The waitress placed a large bowl of salad in the middle of the table and handed plates all round. Spence and I chatted with our friends for another few moments, while the waitress poured tall glasses of water, then we bowed our heads, closed our eyes and thanked God for the food we were about to eat and the friendship we could enjoy. It was a common blessing, something that is as ordinary to Christians as breathing. As we dished up the salad, our friend Bob said, "We should have prayed like they do in China." My first thought was, how could it be so different? Then Bob explained.

"You can't bow your head over there. You can't close your eyes. When the people say the blessing over a meal, in public, they look at one another as though they were having a normal conversation, but instead of talking to one another, they talk to God." I was amazed at the need for such caution. But Bob assured me it was necessary. "Over there, you pray with your eyes open, in more ways than one."

We can be thankful, here in North America, that we don't have to be afraid to bow our heads and close our eyes in public. But perhaps there is something of value to be learned from the need to do so.

Pray with your eyes open.
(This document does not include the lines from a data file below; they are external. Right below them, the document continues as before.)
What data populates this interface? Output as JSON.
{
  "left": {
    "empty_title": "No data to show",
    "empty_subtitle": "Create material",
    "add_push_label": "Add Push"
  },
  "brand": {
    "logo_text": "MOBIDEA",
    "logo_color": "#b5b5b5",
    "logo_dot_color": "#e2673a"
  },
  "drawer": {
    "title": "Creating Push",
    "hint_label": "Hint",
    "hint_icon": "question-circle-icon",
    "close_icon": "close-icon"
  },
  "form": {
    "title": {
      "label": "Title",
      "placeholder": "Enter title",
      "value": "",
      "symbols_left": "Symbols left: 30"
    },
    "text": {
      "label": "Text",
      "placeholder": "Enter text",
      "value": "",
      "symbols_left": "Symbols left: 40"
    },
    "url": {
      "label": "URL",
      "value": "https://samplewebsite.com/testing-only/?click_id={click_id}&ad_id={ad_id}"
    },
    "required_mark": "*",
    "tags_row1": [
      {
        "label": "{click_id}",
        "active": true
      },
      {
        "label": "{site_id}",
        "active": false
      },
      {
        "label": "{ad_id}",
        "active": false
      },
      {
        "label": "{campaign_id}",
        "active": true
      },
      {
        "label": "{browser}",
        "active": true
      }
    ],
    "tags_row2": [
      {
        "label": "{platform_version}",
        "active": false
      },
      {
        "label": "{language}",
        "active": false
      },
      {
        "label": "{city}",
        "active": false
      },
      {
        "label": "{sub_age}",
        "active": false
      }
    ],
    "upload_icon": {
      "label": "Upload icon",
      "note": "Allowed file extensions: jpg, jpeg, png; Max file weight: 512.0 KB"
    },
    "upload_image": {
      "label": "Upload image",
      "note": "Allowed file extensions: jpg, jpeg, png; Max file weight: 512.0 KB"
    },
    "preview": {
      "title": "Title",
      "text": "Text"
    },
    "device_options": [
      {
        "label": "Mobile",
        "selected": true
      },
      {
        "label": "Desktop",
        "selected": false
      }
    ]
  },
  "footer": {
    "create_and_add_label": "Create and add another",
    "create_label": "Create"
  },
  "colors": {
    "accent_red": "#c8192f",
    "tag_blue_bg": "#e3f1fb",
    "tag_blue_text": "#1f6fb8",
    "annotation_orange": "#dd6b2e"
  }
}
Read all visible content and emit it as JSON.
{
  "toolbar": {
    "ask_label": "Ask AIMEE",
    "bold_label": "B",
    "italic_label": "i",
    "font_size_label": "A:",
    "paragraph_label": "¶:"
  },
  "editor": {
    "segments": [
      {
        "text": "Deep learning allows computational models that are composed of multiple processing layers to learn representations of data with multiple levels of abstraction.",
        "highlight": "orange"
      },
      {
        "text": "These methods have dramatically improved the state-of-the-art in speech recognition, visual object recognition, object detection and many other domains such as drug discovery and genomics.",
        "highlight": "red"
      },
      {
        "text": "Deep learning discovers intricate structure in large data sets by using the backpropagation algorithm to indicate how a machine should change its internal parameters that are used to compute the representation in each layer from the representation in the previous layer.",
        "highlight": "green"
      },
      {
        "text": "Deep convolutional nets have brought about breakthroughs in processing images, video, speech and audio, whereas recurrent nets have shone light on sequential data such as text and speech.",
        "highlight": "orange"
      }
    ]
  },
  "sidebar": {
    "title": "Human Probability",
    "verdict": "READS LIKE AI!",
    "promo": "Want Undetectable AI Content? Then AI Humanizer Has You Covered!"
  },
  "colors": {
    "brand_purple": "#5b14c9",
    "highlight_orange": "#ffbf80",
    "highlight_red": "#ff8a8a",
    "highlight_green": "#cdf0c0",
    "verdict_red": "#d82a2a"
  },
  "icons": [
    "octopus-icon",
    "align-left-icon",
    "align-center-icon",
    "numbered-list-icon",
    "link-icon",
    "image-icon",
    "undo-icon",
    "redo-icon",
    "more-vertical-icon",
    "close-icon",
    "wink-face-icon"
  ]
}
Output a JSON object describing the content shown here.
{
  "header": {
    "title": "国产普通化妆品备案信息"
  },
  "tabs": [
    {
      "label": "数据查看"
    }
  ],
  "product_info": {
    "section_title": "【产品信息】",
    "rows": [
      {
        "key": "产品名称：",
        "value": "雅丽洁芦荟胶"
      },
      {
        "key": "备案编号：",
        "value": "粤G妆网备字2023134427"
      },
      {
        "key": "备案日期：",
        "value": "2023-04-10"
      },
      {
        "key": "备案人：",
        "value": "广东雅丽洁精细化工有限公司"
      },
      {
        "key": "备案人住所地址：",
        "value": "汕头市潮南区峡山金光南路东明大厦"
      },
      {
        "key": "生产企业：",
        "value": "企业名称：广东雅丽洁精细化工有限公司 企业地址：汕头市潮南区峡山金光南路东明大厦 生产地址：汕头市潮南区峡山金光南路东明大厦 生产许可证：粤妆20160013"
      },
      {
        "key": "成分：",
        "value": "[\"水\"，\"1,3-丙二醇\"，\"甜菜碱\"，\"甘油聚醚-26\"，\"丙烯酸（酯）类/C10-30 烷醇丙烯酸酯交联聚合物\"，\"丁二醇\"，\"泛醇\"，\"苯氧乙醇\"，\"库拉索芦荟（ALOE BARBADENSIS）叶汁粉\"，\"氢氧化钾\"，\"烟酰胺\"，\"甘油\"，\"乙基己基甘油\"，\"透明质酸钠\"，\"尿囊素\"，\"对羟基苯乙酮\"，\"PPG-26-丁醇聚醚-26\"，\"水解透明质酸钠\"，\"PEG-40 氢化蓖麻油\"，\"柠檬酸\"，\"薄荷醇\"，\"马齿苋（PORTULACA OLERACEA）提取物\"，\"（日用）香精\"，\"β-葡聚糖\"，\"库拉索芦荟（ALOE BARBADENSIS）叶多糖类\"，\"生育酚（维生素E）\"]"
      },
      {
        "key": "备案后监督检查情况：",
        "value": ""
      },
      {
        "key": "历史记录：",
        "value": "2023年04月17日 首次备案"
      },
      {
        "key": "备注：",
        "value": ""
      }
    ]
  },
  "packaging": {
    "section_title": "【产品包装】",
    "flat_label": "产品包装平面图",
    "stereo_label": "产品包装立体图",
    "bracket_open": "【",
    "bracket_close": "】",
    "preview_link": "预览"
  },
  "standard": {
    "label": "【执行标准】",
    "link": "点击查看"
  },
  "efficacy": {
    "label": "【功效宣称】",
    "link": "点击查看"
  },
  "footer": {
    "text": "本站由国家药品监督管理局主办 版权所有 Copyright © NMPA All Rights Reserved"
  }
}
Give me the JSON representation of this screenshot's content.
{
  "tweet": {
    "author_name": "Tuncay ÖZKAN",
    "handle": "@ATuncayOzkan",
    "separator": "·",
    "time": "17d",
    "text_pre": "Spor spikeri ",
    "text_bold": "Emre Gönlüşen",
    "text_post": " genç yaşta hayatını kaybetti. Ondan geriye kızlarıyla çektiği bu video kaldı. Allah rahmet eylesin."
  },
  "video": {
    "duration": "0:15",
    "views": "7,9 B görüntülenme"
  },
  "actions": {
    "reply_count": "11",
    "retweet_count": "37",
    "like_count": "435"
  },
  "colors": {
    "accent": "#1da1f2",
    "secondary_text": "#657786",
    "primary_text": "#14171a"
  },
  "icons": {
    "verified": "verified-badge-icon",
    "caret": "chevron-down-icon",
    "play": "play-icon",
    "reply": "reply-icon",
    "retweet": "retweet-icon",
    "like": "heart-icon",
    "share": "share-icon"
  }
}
The phrase has stayed with me, and it has occurred to me how meaningful and exciting, praying that way could be. Perhaps you've already done it. Perhaps you stood on the edge of a mountain and looked out on an unending scene of beauty and praised God. Or you looked into the eyes of a new-born baby and gave thanks. Perhaps you watched the destruction and devastation of war on T.V. and prayed for peace. Or drove past an accident on the highway and prayed for those taken away in an ambulance. Or perhaps you walked down the street one day and suddenly started praying for everyone you saw.

Praying with your eyes open. It's not a bad idea, not a bad habit to cultivate. The Apostle Paul exhorted the people of Thessalonica to do just that when he said, "Pray continually" (I Thess.5:17). There are times, of course, when our praying should be done in a way that takes us away from the distractions of external things, but praying with our eyes open will make us aware of what's really going on around us. It can put us in touch with what God is doing and make us a part of it. Too often we miss it. Our eyes are open but we're not seeing, we're not being touched by what's around us.

That is God's intention, after all, that we be His servants on this earth, servants who see and respond in prayer and in action. Pray continually. Pray with your eyes open. Try it. You might get to like it!

Marcia Laycock is a pastor's wife and freelance writer living in Alberta Canada.  Her devotional book, The Spur of the Moment has been endorsed by Janette Oke, Phil Callaway and others.  To order, and to view more of Marcia's writing, see her web site -
Copyright Marcia Lee Laycock, 2000, 2001,2002,2003,2004